▶ **Data supplied**
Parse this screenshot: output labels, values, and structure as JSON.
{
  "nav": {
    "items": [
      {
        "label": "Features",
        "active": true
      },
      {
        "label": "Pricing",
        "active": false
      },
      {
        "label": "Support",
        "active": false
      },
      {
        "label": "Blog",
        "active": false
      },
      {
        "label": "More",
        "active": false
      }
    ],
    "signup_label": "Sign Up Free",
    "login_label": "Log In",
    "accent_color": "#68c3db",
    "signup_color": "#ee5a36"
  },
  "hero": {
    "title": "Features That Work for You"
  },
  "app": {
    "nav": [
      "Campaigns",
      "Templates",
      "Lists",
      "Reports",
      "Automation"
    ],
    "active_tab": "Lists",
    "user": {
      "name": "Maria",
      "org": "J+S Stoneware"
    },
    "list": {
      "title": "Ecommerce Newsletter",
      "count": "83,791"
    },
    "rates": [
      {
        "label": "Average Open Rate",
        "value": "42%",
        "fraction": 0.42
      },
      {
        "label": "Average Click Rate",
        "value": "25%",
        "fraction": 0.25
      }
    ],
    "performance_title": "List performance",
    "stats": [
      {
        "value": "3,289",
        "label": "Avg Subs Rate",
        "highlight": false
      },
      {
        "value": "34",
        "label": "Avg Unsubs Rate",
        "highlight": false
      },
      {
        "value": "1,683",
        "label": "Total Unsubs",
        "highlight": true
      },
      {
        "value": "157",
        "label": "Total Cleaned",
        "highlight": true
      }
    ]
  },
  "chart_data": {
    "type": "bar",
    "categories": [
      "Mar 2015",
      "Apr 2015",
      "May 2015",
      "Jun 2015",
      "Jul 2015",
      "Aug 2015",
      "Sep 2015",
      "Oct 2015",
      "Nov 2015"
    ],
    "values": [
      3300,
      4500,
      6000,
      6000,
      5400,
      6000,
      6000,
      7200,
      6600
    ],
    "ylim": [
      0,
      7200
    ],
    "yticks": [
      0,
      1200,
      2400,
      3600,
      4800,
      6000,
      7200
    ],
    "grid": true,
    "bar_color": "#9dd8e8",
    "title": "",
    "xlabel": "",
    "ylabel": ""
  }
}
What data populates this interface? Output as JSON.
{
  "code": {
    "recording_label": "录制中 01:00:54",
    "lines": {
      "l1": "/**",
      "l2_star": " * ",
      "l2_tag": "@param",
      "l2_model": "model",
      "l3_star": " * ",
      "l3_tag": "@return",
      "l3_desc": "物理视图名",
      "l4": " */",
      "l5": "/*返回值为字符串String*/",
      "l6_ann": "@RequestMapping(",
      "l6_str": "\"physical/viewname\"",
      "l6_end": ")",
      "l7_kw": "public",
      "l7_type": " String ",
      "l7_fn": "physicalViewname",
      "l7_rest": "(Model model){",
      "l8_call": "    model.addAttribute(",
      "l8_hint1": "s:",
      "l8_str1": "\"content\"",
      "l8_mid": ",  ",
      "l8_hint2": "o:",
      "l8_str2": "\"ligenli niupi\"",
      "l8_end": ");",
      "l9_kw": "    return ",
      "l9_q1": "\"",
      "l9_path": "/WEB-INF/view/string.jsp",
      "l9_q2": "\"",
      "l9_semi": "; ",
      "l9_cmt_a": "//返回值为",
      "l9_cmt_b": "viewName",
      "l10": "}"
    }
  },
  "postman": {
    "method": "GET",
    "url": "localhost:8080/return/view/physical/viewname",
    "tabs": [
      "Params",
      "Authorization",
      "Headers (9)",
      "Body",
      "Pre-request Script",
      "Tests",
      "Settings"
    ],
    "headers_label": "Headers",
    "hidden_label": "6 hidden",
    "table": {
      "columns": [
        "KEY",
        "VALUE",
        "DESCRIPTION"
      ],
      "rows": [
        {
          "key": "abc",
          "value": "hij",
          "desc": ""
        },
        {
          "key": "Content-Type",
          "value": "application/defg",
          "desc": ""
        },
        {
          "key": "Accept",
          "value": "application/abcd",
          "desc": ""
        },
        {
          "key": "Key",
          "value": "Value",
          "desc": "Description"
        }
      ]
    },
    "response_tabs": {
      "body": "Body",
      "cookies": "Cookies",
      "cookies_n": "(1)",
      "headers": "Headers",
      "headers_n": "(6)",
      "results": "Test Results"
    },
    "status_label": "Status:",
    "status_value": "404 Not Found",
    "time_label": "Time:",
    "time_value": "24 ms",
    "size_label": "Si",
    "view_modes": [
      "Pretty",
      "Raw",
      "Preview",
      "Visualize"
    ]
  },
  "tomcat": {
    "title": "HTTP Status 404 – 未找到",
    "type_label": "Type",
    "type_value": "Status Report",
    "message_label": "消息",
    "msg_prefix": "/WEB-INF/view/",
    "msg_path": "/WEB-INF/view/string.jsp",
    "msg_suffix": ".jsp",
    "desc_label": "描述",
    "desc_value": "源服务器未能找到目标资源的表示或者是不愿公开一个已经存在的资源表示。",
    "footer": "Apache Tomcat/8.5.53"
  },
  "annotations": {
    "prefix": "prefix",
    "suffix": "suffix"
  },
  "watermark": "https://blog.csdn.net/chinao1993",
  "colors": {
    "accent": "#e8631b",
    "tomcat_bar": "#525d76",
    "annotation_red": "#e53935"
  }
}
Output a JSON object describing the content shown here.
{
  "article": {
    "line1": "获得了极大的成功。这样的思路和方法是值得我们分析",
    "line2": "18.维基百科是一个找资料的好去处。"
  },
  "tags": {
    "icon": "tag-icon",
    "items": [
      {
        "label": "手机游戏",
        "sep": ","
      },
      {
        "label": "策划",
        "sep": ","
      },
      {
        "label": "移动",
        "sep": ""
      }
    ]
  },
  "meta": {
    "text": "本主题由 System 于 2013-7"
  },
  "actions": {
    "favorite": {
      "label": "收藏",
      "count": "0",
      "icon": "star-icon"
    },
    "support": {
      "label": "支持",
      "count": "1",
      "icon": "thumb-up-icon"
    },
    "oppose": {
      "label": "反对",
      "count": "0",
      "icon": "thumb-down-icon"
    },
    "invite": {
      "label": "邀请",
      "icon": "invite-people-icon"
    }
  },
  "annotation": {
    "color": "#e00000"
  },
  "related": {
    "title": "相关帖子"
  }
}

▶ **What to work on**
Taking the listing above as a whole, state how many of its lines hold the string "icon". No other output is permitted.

▶ **Answer to the exercise**
5